‘Moral obligation’ rumblings from D.C. lack authenticity

Mr. Ricky A. Thibodaux
November 24, 2009
Nov. 27
November 27, 2009

Dear Editor:

Rhetoric should have meaning. Language should have value.

What then is meant by the phrase we are now hearing so often from the politico, “We have a moral obligation to pass this legislation”?

Morals must be based on some standard. Among the most frequent standards used as a basis for moral values are scripture, tradition, reason and experience.

Most of our government officials have totally rejected scripture. They have also rejected traditional values. When scrutinized, the legislation they are trying to pass does not hold to sound reason. And, when you compare the policies being put forth by those in power to the experience of history, you find that experience teaches that big government and total government control don’t produce anything good.

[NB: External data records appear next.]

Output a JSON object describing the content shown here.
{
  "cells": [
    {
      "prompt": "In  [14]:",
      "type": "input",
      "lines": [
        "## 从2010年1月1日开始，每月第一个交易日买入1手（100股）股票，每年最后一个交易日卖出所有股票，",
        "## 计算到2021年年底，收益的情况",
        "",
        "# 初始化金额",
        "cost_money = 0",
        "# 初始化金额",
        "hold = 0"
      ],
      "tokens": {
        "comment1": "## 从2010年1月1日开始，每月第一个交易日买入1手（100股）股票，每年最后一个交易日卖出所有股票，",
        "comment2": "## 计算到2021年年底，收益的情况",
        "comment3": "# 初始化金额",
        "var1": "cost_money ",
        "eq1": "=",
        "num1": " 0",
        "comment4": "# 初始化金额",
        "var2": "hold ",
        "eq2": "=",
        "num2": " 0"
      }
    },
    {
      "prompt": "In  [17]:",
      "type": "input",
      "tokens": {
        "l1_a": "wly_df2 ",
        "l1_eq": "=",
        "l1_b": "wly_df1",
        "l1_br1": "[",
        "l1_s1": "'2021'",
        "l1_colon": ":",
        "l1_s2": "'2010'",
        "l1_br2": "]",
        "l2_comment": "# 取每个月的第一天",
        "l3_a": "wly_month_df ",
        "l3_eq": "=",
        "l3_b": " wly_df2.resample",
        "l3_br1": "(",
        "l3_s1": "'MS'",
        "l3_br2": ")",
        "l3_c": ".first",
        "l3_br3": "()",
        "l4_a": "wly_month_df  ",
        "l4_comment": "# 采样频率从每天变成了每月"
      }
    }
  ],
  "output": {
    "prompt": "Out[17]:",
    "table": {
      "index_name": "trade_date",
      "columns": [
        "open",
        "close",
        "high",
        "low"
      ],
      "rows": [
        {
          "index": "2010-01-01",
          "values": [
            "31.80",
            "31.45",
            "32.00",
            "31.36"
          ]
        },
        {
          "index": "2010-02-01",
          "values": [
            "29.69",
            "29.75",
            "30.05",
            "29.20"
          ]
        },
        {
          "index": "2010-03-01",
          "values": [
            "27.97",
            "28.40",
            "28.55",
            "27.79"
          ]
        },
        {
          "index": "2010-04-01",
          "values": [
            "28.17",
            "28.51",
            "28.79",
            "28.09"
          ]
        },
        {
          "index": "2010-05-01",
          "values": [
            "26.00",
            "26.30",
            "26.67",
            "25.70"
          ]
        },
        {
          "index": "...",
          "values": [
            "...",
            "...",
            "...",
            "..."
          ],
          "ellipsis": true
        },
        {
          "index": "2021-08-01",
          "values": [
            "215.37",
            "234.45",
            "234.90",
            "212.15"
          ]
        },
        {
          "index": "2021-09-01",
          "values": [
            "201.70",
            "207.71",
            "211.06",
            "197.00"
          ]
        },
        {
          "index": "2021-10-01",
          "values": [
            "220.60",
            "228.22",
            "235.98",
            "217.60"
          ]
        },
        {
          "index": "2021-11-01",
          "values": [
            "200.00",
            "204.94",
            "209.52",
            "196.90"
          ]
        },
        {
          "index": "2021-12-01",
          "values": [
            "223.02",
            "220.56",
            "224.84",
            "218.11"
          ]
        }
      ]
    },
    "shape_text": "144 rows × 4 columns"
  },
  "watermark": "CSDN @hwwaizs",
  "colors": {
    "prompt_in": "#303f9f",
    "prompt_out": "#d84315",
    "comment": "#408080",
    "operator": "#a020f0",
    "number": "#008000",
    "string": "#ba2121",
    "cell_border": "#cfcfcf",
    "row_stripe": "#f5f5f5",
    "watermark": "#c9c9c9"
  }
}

So, other than just being persuasive words, what value, what basis, do these so-called “moral obligations” have?

In recent decades, contrary to traditional values, we have been taught that when it comes to morals there are no absolutes. So why is the government that has propagated the educational system that teaches no absolutes telling us that we absolutely have a moral obligation to do what they are demanding?

Added to this reasoning without rationalization coming from our government, is the “duty” on our part to pay the bill for all their dictated moral obligations.

I guess my point is simple. Listening to our present leadership talk about moral obligations is about as logical as listening to Larry Flint and Hugh Hefner talk about chastity.

Steve Casey,

Stonewall, La.